About 10,000 fans were expected at that season-ending clash between longtime rivals Lodi and Stagg, a contest that would crown the Central California Conference champion.
The estimates were off.
In reality, about 17,000 attendees saw the Flames shut down — and shut out — Stagg’s high-powered offense, prevailing 14-0 to cap an unbeaten 9-0-1 season. Yurong, Lodi’s former standout defensive back, still marvels at the turnout and the atmosphere.
“We’re talking about a high school football team here,” he said. “You’d think we were in Texas or something. It was absolutely incredible.”
So, too, was the Flames’ accomplishment. That legendary 1963 team, which will be honored before tonight’s Lodi-Stagg contest, still owns the city’s last undefeated season.
Playing for storied coach John Giannoni, the team was a throwback in every sense. They wore leather helmets and high-top shoes, while employing a run-heavy, single-wing offense that no one in the area ran.
And while eight members of the ’63 Flames went on to enjoy college careers, they were always greater than the sum of their parts.
“There was nothing special about us,” said former tackle Bob Bittner, who went on to play for Stanford. “We were just in good shape, worked hard and had a ton of confidence.”
At the core of the Flames’ success was Giannoni, an intense World War II vet who took on larger-than-life status among his players.
Growing up just a few blocks away from Lodi High, Bittner got an early lasting impression while observing varsity practices as a young kid.
“I was amazed by the man himself,” he said, “and the dedication (Giannoni) got from the young high school students he was trying to turn into a team.”
Yurong, to this day, says he owes his entire career trajectory to the longtime Lodi coach. Raised out in Terminous, he never thought about playing high school football due to the hassle of finding transportation. But after Giannoni recruited him during junior year, he played his only season in ’63 as a senior and went on to star as a receiver for Sacramento State.
“It was a life-changing experience for me, all because Giannoni was looking for talent,” Yurong said. “It was an honor to know him and play for him. He was just a leader of boys and men, and no one wanted to disappoint him.”

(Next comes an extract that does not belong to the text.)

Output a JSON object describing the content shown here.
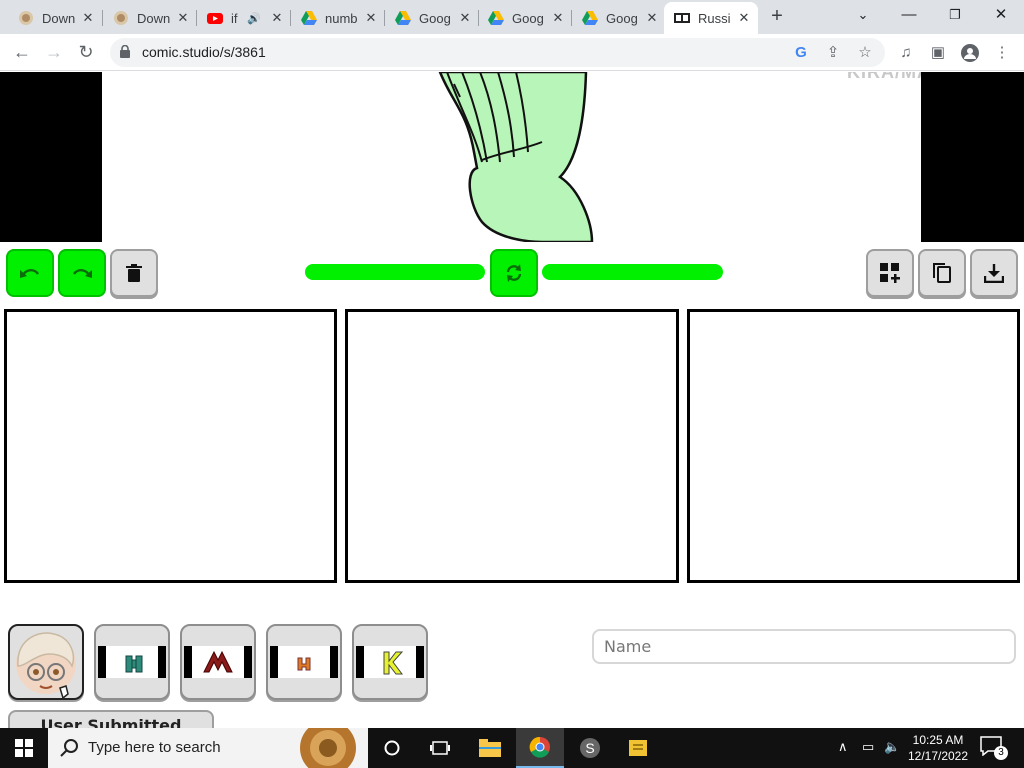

The results spoke for themselves.
In 14 seasons with the Flames, from 1951 to 1964, Giannoni compiled a 74.6 winning percentage (94-28-12) with six league titles and three undefeated campaigns. Through diligent practices, filled with plenty of running in the summer heat, he would preach physical conditioning, mental toughness and discipline above all else.

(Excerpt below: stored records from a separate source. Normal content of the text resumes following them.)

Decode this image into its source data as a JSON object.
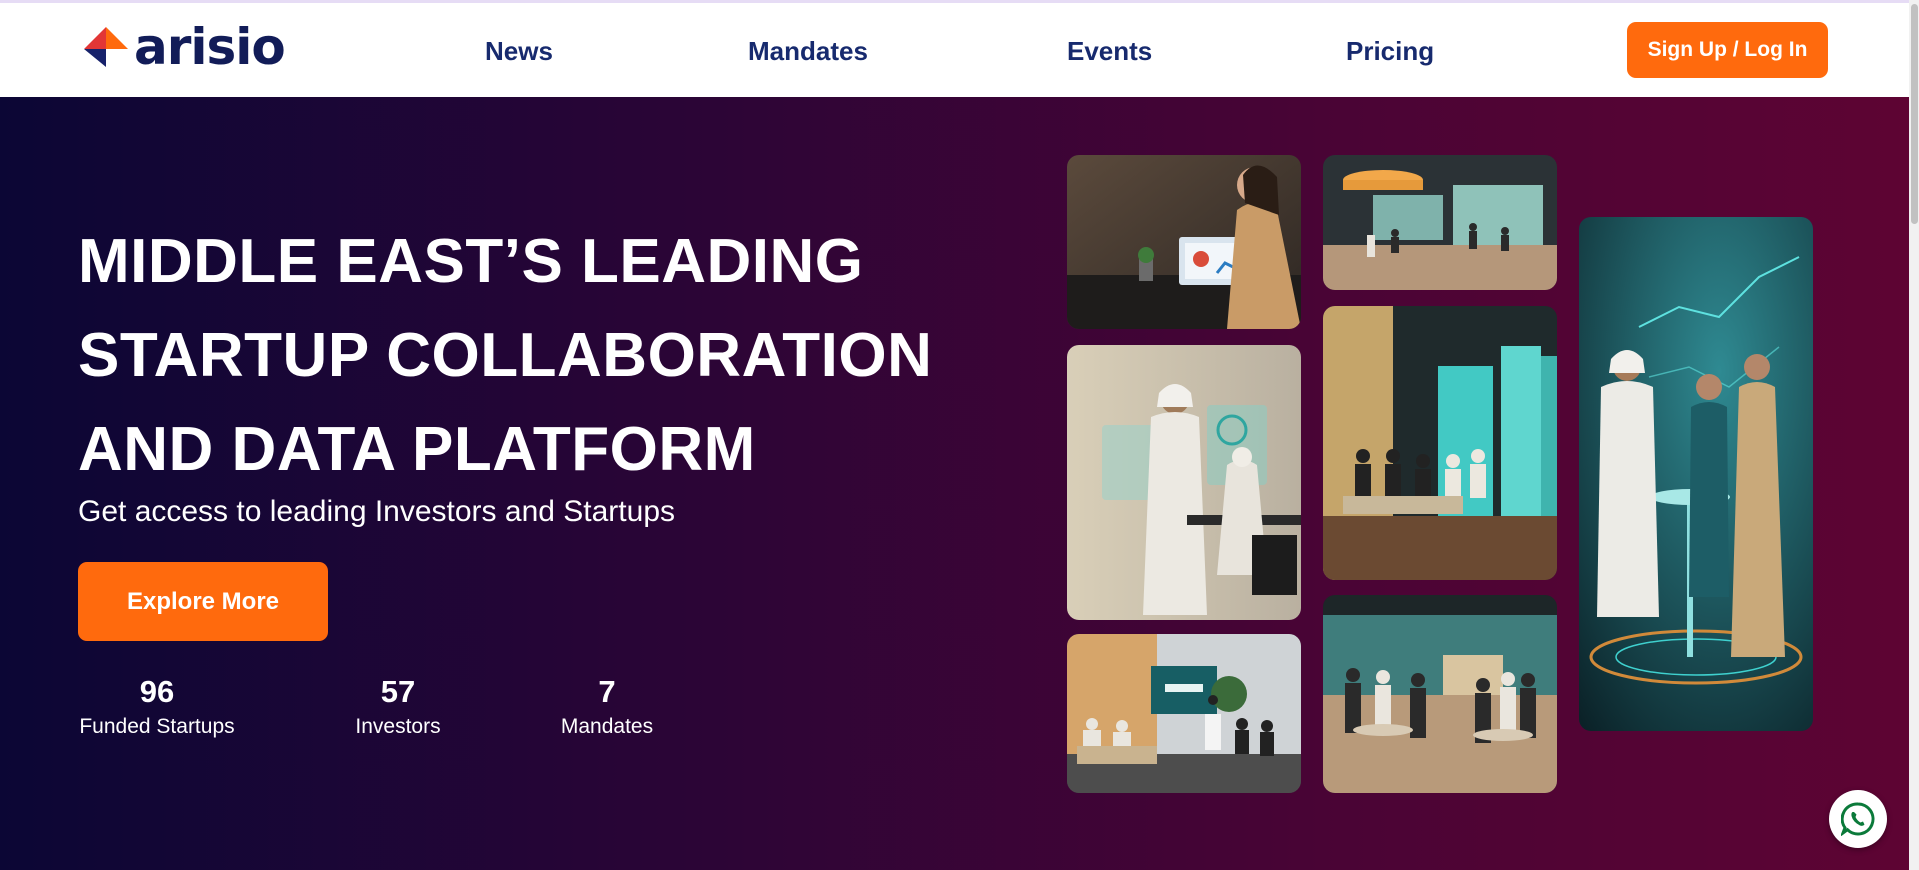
{
  "brand": {
    "logo_text": "arisio",
    "logo_icon": "arisio-diamond-logo",
    "accent": "#ff6a0d",
    "navy": "#172a6e"
  },
  "nav": {
    "items": [
      {
        "label": "News"
      },
      {
        "label": "Mandates"
      },
      {
        "label": "Events"
      },
      {
        "label": "Pricing"
      }
    ],
    "signup_label": "Sign Up / Log In"
  },
  "hero": {
    "headline": [
      "MIDDLE EAST’S LEADING",
      "STARTUP COLLABORATION",
      "AND DATA PLATFORM"
    ],
    "subtitle": "Get access to leading Investors and Startups",
    "cta_label": "Explore More",
    "stats": [
      {
        "value": "96",
        "label": "Funded Startups"
      },
      {
        "value": "57",
        "label": "Investors"
      },
      {
        "value": "7",
        "label": "Mandates"
      }
    ],
    "background_colors": [
      "#0b0635",
      "#5e0433"
    ]
  },
  "gallery": [
    {
      "name": "woman-presenting-on-laptop"
    },
    {
      "name": "exhibition-hall-booths"
    },
    {
      "name": "emirati-man-presenting-hologram"
    },
    {
      "name": "seminar-audience-screens"
    },
    {
      "name": "emirati-trio-at-cocktail-table"
    },
    {
      "name": "startup-panel-discussion"
    },
    {
      "name": "networking-lounge-tables"
    }
  ],
  "chat": {
    "icon": "whatsapp-icon",
    "color": "#25d366"
  }
}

Fittingly, Lodi’s clubs took on his own image.
The Stagg finale was one of five shutouts pitched by the Flames during the 1963 season. They allowed just 45 points all year, including 13 over their final six games. They showed impressive resilience late, as well. Lodi rallied to beat rival Edison on a last-minute pass from Dan Anderson to Rich Jimenez, and used a final-second goal line stand to hold off Mira Loma.
Off the field and in the locker room, there was no room for egos. As wins piled up during that 1963 season — the team started off 8-0 before the lone blemish, a 6-6 tie at Turlock — success never got to players’ heads.
Giannoni would not let it.
“It wasn’t about us. It was about coming together as a team,” said Dan Flores, a standout linebacker from Texas who would play at the University of the Pacific.
“It sounds corny, but we all went through the same experience: How do we survive John Giannoni? How do we get playing time? That was the name of the game, and anything was was pretty secondary.”
Indeed, the Flames were able to construct a cohesive, winning club out of a group diverse in background and skill levels. Former running back Jim Hodge was the school district’s first African-American student after moving from Lodi to Stockton as a 6-year-old. Now residing in Georgia, he cannot recall any tensions among a team that also had a number of Hispanic and Asian players.
“No, no, no. We were close,” said Hodge, who remembers Giannoni bringing him homework in the hospital while he recovered from a broken leg. That injury, suffered against Downey, made him miss the rest of the season.
“We stuck together,” Hodge said. “We were a family. We had great guys, and we could get along. Everyone did their job. We just wanted to win, period.”
And that they did.
Lodi served notice early in the Stagg game, with Harry Nicolaou putting up a hard tackle on Delta Kings running back Harry Hettmansperger to set the tone. The Flames rolled up 325 yards to the Delta Kings’ 160, and completed their season in convincing fashion.
“We felt like we accomplished something,” Hodge said.
Said Yurong: “It was everybody, fighting for the same thing. I just remember it as a great experience. It was the best it could be.”
Contact reporter Ed Yevelev at email@example.com.